Impact, advocacy and outcomes - applying the evidence base to active change

Talk Code: 
Amanda Howe
Author institutions: 
University of East Anglia

Aim and intended outcomes:

To learn  / update knowledge of core competencies of effective advocacy; consider when academic researchers need to act as advocates in their teaching, research and clinical settings; and reflect on the organisational structures where advocacy is needed by our SAPC community.

Participants will be able to apply their learning to their own research and setting, choosing topics of relevance to their needs. 


introductory slides on content and context

discussion of case scenarios based around (1) REF impact studies

(2) research funding

(3) departmental capacity building

(4) institutional change.

Feed back.

Then each will prepare a '3 minute thesis' summarising the key issues they want to address and how they will get their messages across; these will be presented in the groups, some presented to the larger group. and then all can close with further discussion on action planning for their own setting. 

Content / background:

Whether at the individual, institutional , or systems level, academics are constantly faced by situations they would like to change.
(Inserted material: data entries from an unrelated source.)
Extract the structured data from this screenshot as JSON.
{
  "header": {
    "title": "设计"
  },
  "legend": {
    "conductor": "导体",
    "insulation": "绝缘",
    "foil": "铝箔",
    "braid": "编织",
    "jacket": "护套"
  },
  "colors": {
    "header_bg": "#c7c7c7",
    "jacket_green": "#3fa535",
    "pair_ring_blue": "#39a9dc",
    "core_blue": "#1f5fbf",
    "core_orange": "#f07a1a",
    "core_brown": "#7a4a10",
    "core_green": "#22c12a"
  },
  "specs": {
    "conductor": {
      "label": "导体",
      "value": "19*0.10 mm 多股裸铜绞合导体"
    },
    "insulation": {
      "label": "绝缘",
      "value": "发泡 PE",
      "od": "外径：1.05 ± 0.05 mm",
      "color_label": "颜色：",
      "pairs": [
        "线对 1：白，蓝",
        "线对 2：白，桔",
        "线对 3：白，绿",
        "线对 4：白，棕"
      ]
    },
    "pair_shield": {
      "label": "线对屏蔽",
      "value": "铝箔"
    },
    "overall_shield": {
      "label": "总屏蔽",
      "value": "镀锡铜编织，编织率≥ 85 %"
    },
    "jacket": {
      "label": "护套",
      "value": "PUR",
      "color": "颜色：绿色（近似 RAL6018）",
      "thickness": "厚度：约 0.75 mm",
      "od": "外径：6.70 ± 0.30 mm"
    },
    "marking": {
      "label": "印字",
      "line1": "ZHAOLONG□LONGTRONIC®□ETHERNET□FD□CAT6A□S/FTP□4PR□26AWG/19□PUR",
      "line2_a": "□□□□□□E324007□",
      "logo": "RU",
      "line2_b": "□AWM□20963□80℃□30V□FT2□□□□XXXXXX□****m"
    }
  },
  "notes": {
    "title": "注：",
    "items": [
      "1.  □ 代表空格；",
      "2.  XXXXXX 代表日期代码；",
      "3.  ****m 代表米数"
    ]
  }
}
Common issues for SAPC members are e.g. wanting to innovate / alter educational approaches (curricula, placements, pedagogical emphasis); secure more resources for primary care and health services research; ensure their research findings have an economic, societal and / or clinical impact; and establish stability and growth within an institution that often has many complex (and conflicting) strategic priorities.

Academics are rarely taught the skills of advocacy, but this literature is beginning to form part of leadership training in many healthcare and higher education settings. Achieving effective change relies not only on intelligent analysis and excellent knowledge of the field, but on timing, techniques of communication, and effective use of relationships and networks.

Core stages of effective advocacy usually include: choosing a strong issue or message out of the many options; testing this out on other stakeholders and defining a precise set of goals / targets; building partnerships and alliances; considering timing and opportunities where change may be possible; deciding which ‘voices’ and media to use; and a cycle of implementation, evaluation and closure. Getting access to key players and overcoming power blocks are also crucial steps, and taking the time to do this can seem challenging in an already busy academic schedule. But the opportunity to create significant academic impact and also enhance one’s own reputation and career can offset this.

Finally there is also specific evidence on how to affect institutional / organisational change which will be presented as part of the material and working exercises.

Intended audience

The workshop is relevant to all stages of academic careers, though the specific scope and challenges may vary according to setting and circumstances - the workshop will allow choice of focus.